Patients who had septic shock requiring ‏vasopressors despite fluid resuscitation within ‏a maximum of 6 hours after the onset of shock ‏were randomised to vasopressin and hydrocortisone ‏(n=101), vasopressin and placebo ‏(n=104), norepinephrine and hydrocortisone ‏(n=101), or norepinephrine and placebo ‏(n=103). The primary outcome was kidney ‏failure-free days during the 28-day period ‏after randomisation, namely the proportion of ‏patients who never developed kidney failure and ‏the median number of days alive and free of ‏kidney failure for patients who did not survive, ‏who experienced kidney failure, or both.

 

Early use of vasopressin compared with ‏norepinephrine did not improve the number ‏of kidney failure-free days. However, the confidence ‏interval included a potential clinically ‏important benefit for vasopressin, and larger ‏trials may be warranted to assess this further, ‏the authors write. Prof. Anthony Gordon, (pictured) Imperial ‏College London, the trial’s Chief Investigator, ‏told ICU Management and Practice that this potential ‏benefit was related to the secondary outcomes ‏measured in the trial, which related to kidney ‏function: fewer patients in the vasopressin group ‏needed renal replacement therapy, and they had ‏greater urine output and lower creatinine levels ‏over the first week. Gordon said that the results ‏will probably not change routine first-line ‏pressors for septic shock, i.e. norepinephrine. ‏However, clinicians may consider starting vasopressin ‏early in patients whose kidney function ‏is deteriorating.

 

Results
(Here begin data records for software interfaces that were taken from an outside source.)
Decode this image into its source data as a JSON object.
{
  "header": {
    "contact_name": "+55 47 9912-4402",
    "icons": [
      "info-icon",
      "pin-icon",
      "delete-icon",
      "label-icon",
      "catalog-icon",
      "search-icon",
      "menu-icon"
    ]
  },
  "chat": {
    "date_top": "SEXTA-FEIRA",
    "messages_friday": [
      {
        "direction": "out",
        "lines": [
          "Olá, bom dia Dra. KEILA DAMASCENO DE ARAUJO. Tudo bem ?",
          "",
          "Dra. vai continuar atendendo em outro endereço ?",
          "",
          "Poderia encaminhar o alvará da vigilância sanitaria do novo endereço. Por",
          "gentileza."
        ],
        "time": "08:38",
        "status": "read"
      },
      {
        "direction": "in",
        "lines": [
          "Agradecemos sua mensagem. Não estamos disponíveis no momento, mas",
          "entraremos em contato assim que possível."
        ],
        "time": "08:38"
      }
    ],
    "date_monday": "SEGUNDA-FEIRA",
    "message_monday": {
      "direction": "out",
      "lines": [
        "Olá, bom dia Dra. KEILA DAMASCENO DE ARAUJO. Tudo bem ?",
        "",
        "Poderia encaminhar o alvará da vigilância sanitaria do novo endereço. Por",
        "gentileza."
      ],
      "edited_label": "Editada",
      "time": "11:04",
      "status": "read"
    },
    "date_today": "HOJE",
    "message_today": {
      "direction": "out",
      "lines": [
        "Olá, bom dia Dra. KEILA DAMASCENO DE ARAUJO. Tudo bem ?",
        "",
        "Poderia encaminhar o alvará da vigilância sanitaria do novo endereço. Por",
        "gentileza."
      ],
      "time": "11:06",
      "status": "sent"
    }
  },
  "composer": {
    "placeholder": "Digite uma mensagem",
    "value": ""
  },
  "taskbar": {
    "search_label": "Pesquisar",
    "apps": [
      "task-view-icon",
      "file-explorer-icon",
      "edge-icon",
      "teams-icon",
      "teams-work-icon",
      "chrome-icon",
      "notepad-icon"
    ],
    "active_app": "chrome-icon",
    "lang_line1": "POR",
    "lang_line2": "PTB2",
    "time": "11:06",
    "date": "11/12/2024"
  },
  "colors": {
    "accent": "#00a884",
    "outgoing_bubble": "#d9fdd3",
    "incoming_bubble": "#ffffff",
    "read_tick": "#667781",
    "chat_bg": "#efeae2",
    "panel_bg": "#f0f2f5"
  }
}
409 patients (median age, 66 years)

Median time to study drug administration: 3.5 hours ‏after diagnosis of shock

 

Vasopressin group
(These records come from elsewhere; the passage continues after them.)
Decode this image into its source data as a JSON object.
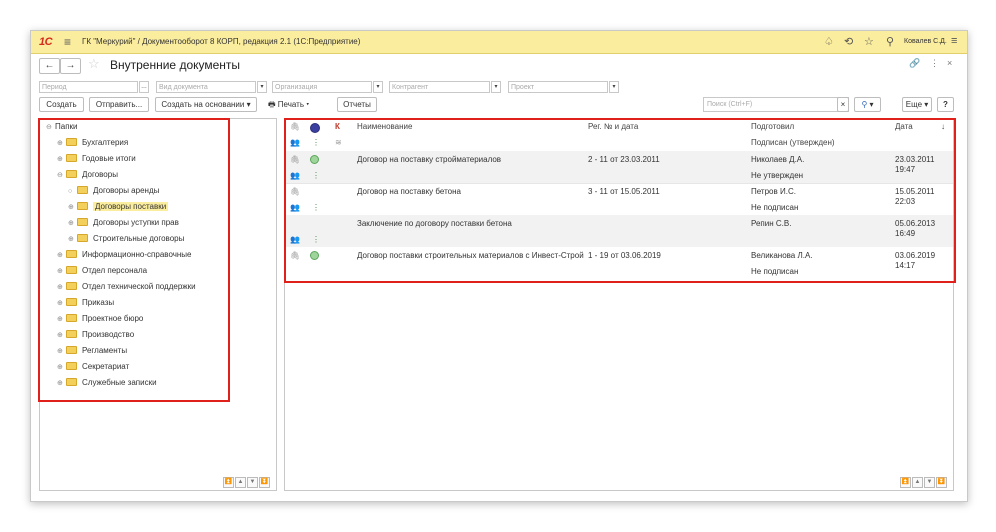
{
  "titlebar": {
    "logo": "1С",
    "menu_icon": "hamburger-icon",
    "title": "ГК \"Меркурий\" / Документооборот 8 КОРП, редакция 2.1  (1С:Предприятие)",
    "user": "Ковалев С.Д."
  },
  "page": {
    "title": "Внутренние документы"
  },
  "filters": {
    "period": "Период",
    "doc_type": "Вид документа",
    "organization": "Организация",
    "counterparty": "Контрагент",
    "project": "Проект"
  },
  "toolbar": {
    "create": "Создать",
    "send": "Отправить...",
    "create_based": "Создать на основании",
    "print": "Печать",
    "reports": "Отчеты",
    "search_placeholder": "Поиск (Ctrl+F)",
    "more": "Еще",
    "help": "?"
  },
  "tree": {
    "root": "Папки",
    "items": [
      {
        "label": "Бухгалтерия"
      },
      {
        "label": "Годовые итоги"
      },
      {
        "label": "Договоры"
      },
      {
        "label": "Договоры аренды"
      },
      {
        "label": "Договоры поставки"
      },
      {
        "label": "Договоры уступки прав"
      },
      {
        "label": "Строительные договоры"
      },
      {
        "label": "Информационно-справочные"
      },
      {
        "label": "Отдел персонала"
      },
      {
        "label": "Отдел технической поддержки"
      },
      {
        "label": "Приказы"
      },
      {
        "label": "Проектное бюро"
      },
      {
        "label": "Производство"
      },
      {
        "label": "Регламенты"
      },
      {
        "label": "Секретариат"
      },
      {
        "label": "Служебные записки"
      }
    ]
  },
  "table": {
    "headers": {
      "k": "К",
      "name": "Наименование",
      "reg": "Рег. № и дата",
      "prepared": "Подготовил",
      "signed": "Подписан (утвержден)",
      "date": "Дата",
      "sort": "↓"
    },
    "rows": [
      {
        "name": "Договор на поставку стройматериалов",
        "reg": "2 - 11 от 23.03.2011",
        "prepared": "Николаев Д.А.",
        "signed": "Не утвержден",
        "date": "23.03.2011",
        "time": "19:47"
      },
      {
        "name": "Договор на поставку бетона",
        "reg": "3 - 11 от 15.05.2011",
        "prepared": "Петров И.С.",
        "signed": "Не подписан",
        "date": "15.05.2011",
        "time": "22:03"
      },
      {
        "name": "Заключение по договору поставки бетона",
        "reg": "",
        "prepared": "Репин С.В.",
        "signed": "",
        "date": "05.06.2013",
        "time": "16:49"
      },
      {
        "name": "Договор поставки строительных материалов с Инвест-Строй",
        "reg": "1 - 19 от 03.06.2019",
        "prepared": "Великанова Л.А.",
        "signed": "Не подписан",
        "date": "03.06.2019",
        "time": "14:17"
      }
    ]
  },
  "colors": {
    "titlebar": "#fbed9e",
    "highlight": "#e0201a",
    "selected": "#fbed9e"
  }
}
Survivors who never developed kidney failure: ‏94/165 (57%)

Median number of kidney failure-free days for patients who did not survive, who experienced kidney ‏failure: 9 days

 

Norepinephrine group
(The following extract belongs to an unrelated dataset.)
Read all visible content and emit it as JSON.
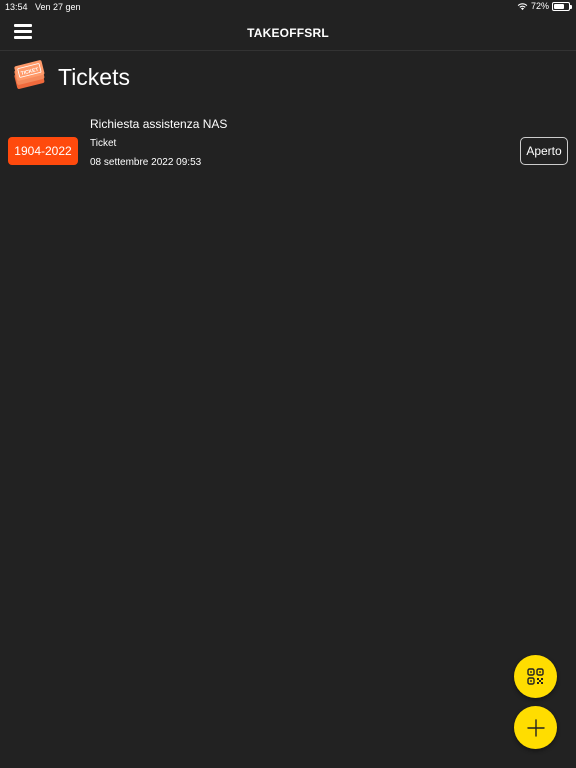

Survivors who never developed kidney failure: ‏93/157 patients (59%)

Median number of kidney failure-free days for patients ‏who did not survive, who experienced kidney ‏failure: 13 days ‏


References:

Gordon AC, Mason AJ, Thirunavukkarasu N, Perkins GD, Cecconi ‏M, Cepkova M, Pogson DG, Hollman DA, Anjum A, Frazier GJ, ‏Santhakumaran S, Ashby D, Brett SJ (2016) Effect of earlyvasopressin ‏vs norepinephrine on kidney failure in patients with ‏septicshock. JAMA, 316(5): 509-18. doi:10.1001/jama.2016.10485 ‏




Study: Vasopressin vs. Norepinephrine in Septic Shock Study: Vasopressin vs. Norepinephrine in Septic Shock

No comment


Please login to leave a comment...

Highlighted Products